Although the Enabling Act initially was limited to a maximum of four years, it was never difficult to renew it once the dictatorship was in place.
The point of this history lesson is that a democratically elected parliament has to be very careful that it doesn’t sign too many powers over to the government, even if they believe at the time it’s for a good reason and only for a limited amount of time.
I have to admit I’m very worried about the potential consequences of the proposed Internal Market Bill (PDF). Other people have written a lot already about how it’s wreaking havoc with devolution (because it allows the UK Government to overrule the devolved governments, almost without any constraints) and making the EU and others very unhappy because it’s changing the Withdrawal Agreement unilaterally, breaking international law in the process, so I won’t go into that here.
I noticed, however, that some legal commentators on Twitter were comparing it to the German Enabling Act, so I decided to have a look. As far as I can tell, the dangerous passage is this one (I’ve underlined a few bits):
42 Power to disapply or modify export declarations and other exit procedures
(1) A Minister of the Crown may by regulations make provision about the
application of exit procedures to goods, or a description of goods, when
moving from Northern Ireland to Great Britain.
(2) That includes any exit procedure that is applicable by virtue of the Northern Ireland Protocol or otherwise.
(3) The following matters (in particular) may be taken into account when a
Minister of the Crown is exercising the power conferred by subsection (1)—
[…] (b) the need to maintain and strengthen the integrity and smooth operation of the internal market in the United Kingdom.

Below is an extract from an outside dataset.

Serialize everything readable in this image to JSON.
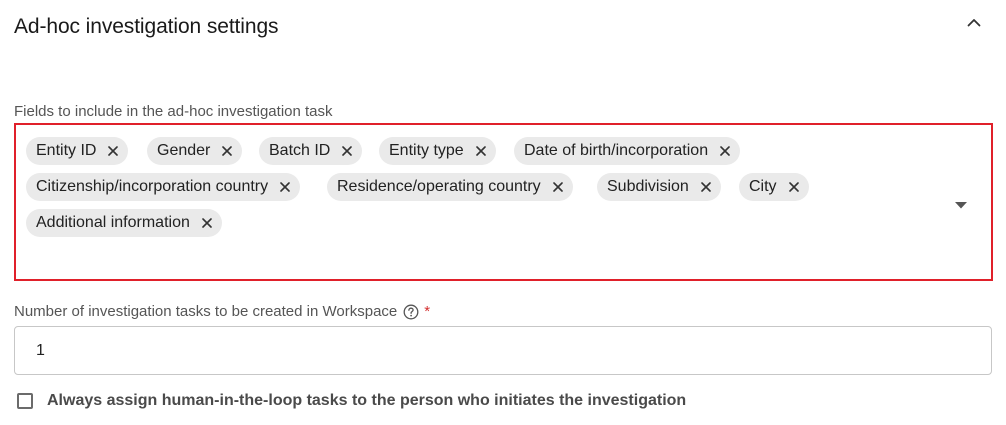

[…] (5) Such provision may include provision for rights, powers, liabilities, obligations, restrictions, remedies and procedures that would otherwise apply, as a result of relevant international or domestic law, not to be recognised, available, enforced, allowed or followed. […]
“relevant international or domestic law” includes—

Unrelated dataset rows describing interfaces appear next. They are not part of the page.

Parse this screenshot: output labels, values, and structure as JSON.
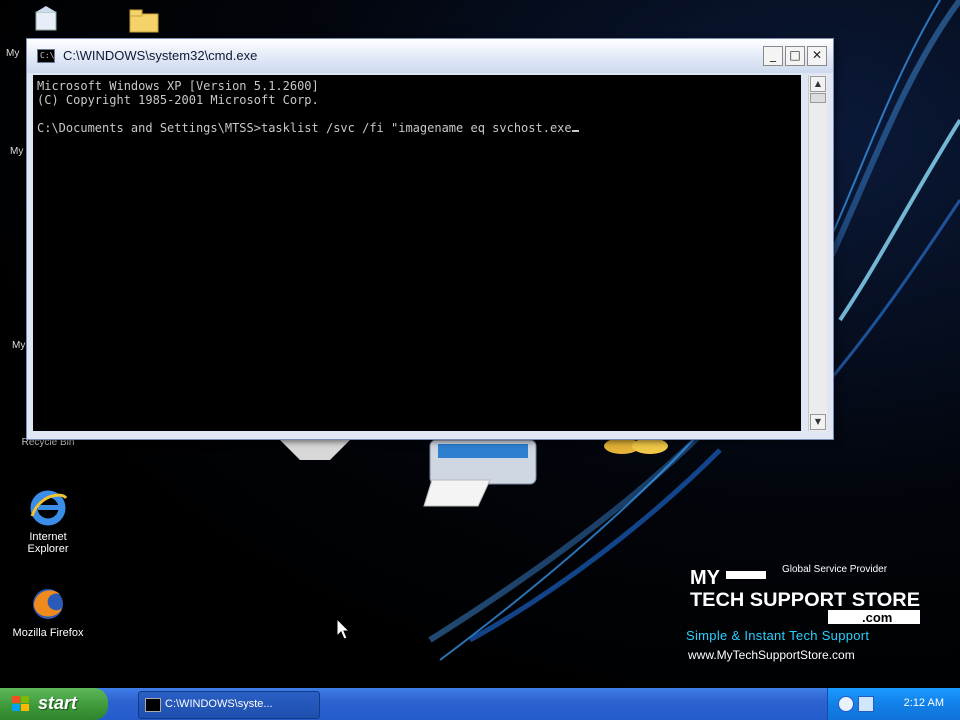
{
  "desktop": {
    "icons": [
      {
        "label": "Recycle Bin",
        "icon": "recycle-bin-icon"
      },
      {
        "label": "Internet\nExplorer",
        "icon": "internet-explorer-icon"
      },
      {
        "label": "Mozilla Firefox",
        "icon": "firefox-icon"
      }
    ],
    "partial_labels": [
      "My",
      "My",
      "My"
    ]
  },
  "cmd_window": {
    "title": "C:\\WINDOWS\\system32\\cmd.exe",
    "icon": "console-icon",
    "buttons": {
      "minimize": "_",
      "maximize": "□",
      "close": "✕"
    },
    "lines": [
      "Microsoft Windows XP [Version 5.1.2600]",
      "(C) Copyright 1985-2001 Microsoft Corp.",
      "",
      "C:\\Documents and Settings\\MTSS>tasklist /svc /fi \"imagename eq svchost.exe"
    ]
  },
  "branding": {
    "tagline": "Global Service Provider",
    "logo_line1": "MY",
    "logo_line2": "TECH SUPPORT STORE",
    "logo_com": ".com",
    "slogan": "Simple & Instant Tech Support",
    "url": "www.MyTechSupportStore.com"
  },
  "taskbar": {
    "start_label": "start",
    "active_task": "C:\\WINDOWS\\syste...",
    "clock": "2:12 AM",
    "colors": {
      "start": "#3e9a3b",
      "bar": "#245bcc",
      "tray": "#1280e8"
    }
  }
}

[…] (g) any other legislation, convention or rule of international or
domestic law whatsoever, including any order, judgment or
decision of the European Court or of any other court or tribunal; […]

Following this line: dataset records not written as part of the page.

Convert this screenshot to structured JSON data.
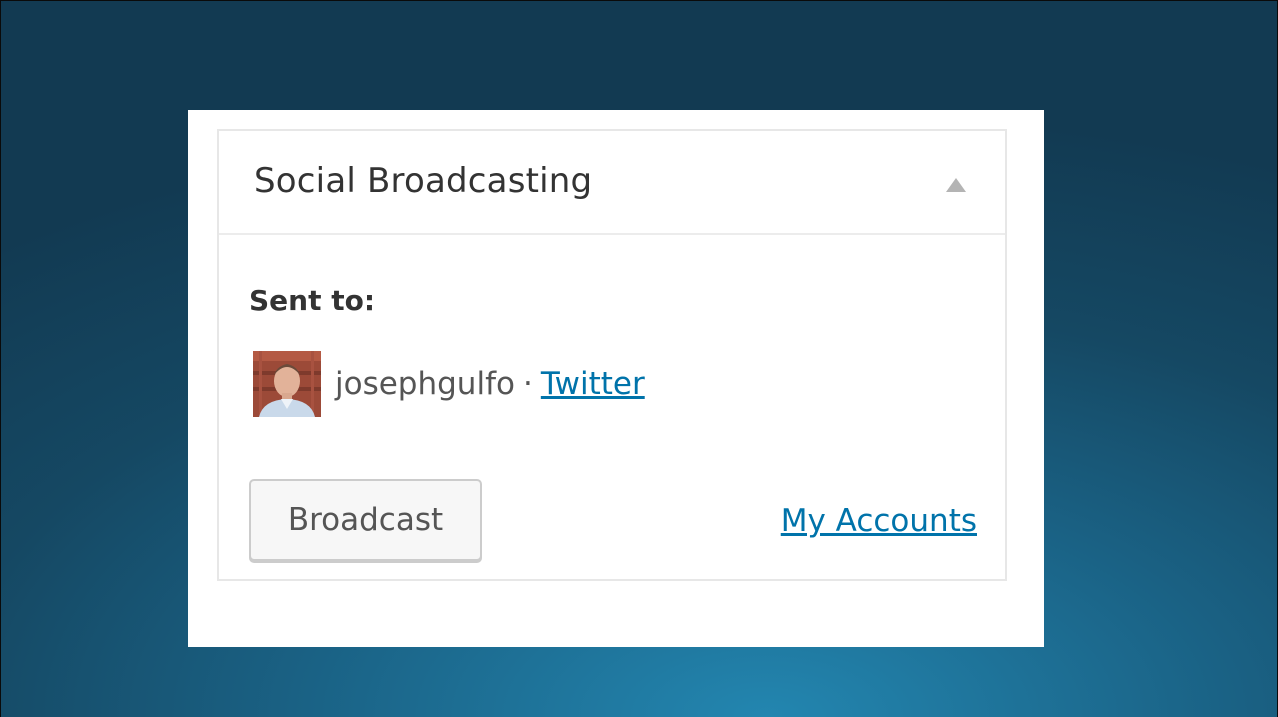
{
  "metabox": {
    "title": "Social Broadcasting",
    "toggle_icon": "triangle-up-icon",
    "sent_label": "Sent to:",
    "accounts": [
      {
        "username": "josephgulfo",
        "separator": "·",
        "service": "Twitter",
        "avatar_icon": "user-avatar"
      }
    ],
    "broadcast_label": "Broadcast",
    "my_accounts_label": "My Accounts"
  },
  "colors": {
    "link": "#0073aa",
    "text": "#333333",
    "muted_text": "#555555",
    "background_dark": "#123a52",
    "background_light": "#2386b0"
  }
}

The government position seems to be that all of this is limited to specific provisions relating only to Northern Ireland, but they’ve used “other” far too often for my liking. I have a niggling feeling that a malevolent government can use this to change any law they want “by regulation” (i.e., ignoring Parliament), by stating it’s relating to “other exit procedures” and that it’s needed to “maintain and strengthen the integrity and smooth operation of the internal market in the United Kingdom”; doing this, they can even override a judgment made by the UK Supreme Court or “any domestic law whatsoever”. This could for instance be used to postpone the next general election indefinitely.
Perhaps I’m just having nightmares, but I sincerely hope the law won’t get passed in the current form. Even if Boris Johnson doesn’t have any aspirations to be a fascist dictator, this law could well enable somebody else to take on that role. It’s not a law that any democratic country should pass.